Long story short: Douglas soldiered on, imploring his constituents to remember the favors they had received from the Democratic Party—entree, for one thing, into the world's first mass middle class of factory workers. To no avail. Percy won in an upset. Pundits said it was because Percy's daughter had just been brutally murdered; it was a sympathy vote. But if people voted for Percy because he was a grieving father, the ratio of the sympathetic to the callous was suspiciously high in the Bungalow Belt neighborhoods where Martin Luther King had marched. A ward analysis demonstrated that in Chicago neighborhoods threatened by racial turnover, new Percy voters were enough to account for Douglas's 80 percent decline in the city since 1960. Pundits also pointed to people's unwillingness to vote for such an old man. But in the backlash wards younger Democrats declined almost as significantly.
No, it was voters like this, from 4315 W. Crystal:
A few years ago I had written you a letter stating how I and my family would welcome the opportunity to vote you in to the highest office in the land--The Presidency. Since that time however your support of the open occupancy bill has caused me to change my support of your candidacy for senator of Illinois, and believe me sir there are many more in my category who are changing in their support of you.
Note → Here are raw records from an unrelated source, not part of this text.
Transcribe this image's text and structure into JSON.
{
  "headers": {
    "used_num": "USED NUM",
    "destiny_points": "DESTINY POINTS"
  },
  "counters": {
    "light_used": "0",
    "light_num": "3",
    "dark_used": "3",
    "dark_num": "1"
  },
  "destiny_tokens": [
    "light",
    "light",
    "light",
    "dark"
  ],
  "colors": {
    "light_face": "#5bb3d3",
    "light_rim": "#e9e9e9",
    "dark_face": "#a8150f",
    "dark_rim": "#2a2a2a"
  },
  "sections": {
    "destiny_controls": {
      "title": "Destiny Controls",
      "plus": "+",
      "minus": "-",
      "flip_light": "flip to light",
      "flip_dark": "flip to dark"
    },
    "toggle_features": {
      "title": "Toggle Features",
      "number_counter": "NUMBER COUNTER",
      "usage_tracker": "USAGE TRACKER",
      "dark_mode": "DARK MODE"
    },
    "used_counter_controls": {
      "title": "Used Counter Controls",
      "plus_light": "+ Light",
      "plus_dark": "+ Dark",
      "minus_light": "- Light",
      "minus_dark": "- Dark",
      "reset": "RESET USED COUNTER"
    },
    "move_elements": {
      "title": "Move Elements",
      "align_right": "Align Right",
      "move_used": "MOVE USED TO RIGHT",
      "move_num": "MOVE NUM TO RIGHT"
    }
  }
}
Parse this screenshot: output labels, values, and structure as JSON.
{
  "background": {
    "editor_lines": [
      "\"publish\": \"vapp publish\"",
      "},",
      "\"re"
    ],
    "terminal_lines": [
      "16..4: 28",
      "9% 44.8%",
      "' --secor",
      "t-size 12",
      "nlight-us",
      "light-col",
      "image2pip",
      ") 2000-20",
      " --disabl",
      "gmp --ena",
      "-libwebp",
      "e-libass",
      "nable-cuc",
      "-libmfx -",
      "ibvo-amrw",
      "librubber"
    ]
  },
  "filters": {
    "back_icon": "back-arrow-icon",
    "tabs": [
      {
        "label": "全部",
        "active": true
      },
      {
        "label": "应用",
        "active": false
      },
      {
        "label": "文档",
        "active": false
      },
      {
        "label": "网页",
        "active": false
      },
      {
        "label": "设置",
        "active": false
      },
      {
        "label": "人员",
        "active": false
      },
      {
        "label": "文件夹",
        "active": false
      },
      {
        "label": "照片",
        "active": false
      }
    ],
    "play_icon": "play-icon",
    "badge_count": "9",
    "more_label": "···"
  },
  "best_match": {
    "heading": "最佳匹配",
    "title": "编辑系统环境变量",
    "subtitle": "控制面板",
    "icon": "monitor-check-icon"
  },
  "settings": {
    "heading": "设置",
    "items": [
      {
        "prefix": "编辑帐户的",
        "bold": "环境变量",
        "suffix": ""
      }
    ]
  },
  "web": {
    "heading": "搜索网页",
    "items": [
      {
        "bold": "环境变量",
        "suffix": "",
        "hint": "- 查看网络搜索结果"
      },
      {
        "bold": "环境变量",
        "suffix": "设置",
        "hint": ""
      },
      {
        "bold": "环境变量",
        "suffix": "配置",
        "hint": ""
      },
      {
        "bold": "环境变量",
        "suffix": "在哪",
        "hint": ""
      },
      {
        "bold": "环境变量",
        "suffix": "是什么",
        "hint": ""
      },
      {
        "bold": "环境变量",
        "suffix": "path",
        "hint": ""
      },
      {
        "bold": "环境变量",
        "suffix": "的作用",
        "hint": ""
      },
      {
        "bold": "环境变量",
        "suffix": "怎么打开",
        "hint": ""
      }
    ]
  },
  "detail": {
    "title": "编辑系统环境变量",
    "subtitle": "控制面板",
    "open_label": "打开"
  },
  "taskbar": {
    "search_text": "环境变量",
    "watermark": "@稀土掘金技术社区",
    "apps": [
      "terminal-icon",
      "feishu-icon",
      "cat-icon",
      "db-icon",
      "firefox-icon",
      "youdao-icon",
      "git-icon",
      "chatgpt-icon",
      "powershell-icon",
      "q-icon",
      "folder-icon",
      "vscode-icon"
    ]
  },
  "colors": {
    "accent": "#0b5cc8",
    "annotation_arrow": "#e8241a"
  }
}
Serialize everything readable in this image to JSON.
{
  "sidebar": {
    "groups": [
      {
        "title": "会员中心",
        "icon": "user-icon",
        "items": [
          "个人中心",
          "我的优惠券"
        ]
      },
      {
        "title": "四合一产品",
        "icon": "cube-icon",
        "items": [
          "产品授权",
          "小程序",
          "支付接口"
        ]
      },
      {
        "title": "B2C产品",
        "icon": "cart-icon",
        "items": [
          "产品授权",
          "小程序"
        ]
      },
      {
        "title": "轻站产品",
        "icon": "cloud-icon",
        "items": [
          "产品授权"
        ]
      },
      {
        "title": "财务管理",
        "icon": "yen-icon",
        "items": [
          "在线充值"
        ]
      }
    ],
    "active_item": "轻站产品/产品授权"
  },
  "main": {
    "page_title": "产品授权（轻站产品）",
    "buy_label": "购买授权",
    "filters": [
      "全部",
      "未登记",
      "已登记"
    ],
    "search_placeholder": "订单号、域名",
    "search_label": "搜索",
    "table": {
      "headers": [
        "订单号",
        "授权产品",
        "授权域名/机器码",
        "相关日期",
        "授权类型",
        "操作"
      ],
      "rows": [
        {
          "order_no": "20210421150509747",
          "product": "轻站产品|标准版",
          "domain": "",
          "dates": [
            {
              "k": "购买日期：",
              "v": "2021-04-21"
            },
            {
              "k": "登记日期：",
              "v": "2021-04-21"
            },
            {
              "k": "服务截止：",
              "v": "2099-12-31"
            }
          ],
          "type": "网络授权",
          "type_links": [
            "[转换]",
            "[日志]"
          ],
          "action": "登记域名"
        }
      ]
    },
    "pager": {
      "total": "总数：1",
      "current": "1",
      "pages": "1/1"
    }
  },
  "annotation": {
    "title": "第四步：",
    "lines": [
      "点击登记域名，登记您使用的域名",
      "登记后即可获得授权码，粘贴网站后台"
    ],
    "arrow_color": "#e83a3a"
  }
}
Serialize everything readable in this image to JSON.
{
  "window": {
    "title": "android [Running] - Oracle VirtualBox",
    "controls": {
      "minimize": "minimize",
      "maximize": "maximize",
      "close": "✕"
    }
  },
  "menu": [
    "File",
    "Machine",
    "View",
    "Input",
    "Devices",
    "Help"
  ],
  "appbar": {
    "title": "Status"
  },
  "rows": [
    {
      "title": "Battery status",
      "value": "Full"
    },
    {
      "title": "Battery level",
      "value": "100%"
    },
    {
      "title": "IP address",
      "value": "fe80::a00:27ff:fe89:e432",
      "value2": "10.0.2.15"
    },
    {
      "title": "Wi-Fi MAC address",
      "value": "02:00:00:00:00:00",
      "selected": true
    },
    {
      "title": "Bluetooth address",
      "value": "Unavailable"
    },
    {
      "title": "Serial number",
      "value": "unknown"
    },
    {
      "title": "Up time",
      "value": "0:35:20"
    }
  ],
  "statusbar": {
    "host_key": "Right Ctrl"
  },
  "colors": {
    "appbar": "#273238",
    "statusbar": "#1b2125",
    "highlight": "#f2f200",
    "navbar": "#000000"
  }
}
Here is the fundamental tragedy of the backlash: Voters like this empowered a party that decided they didn't need protection against predatory subprime mortgage fraud. Didn't need affordable, universal health insurance; made it easier for companies to rape their pensions; kept on going back to the well to destroy their Social Security; worked avidly to shred their union protections. Fought, in fact, every decent and wise social provision that made it possible in the first place for mere factory workers to live in glorious Chicago bungalows, or suburban homes, in the first place.
Now a black man from the city King visited in 1966 and called more hateful than Mississippi is running for president, fighting for all those things that made the mid-century American middle class the glory of world civilization, but which that middle class squandered out of the small-mindedness of backlash.
This post is for Chicago. This post is for America. This post is for our future. This post is for our history—that we may redeem it. This post is for a man who, had he walked down the wrong street in his own city 42 years ago, might well have been beaten to death.
This passage brought back to me a long suppressed memory: that when I was a boy growing up in Wisconsin, I was brought up to despise Richard Daley's Chicago. When my parents (who brought me up to be a non-knee-jerk liberal, and who gave volunteers for Gene McCarthy a place to sleep in our finished basement) introduced my brother and me to big cities, it was to New York and Boston (our roots) and Minneapolis that we went. I am pretty sure my first visit to the Art Institute came while I was in college, and I think the first time I heard the Chicago Symphony live was the summer before college (actually, I remember that quite well--James Levine conducted, Stephen Bishop played piano, Mozart K 467, Tchaikovsky 4).
Now Chicago is my favorite American city, in part because it seems so...diverse. And it is a place that has reinvented itself from being a manufacturing city to a business services center, and that has among the most diversified economies in the country. Somehow, when I think of Chicago now, I think only of the city that it has become, and of the city depicted in Bill Cronon's Nature's Metropolis and in Wytold Rybczynski's City Life.
But Rybczynski writes about how Chicago's reconstruction out of brilliant white stone after the Great Fire led it to be known as "White City." Unfortunately, until much too recently, many of its residents took that sobriquet all too literally.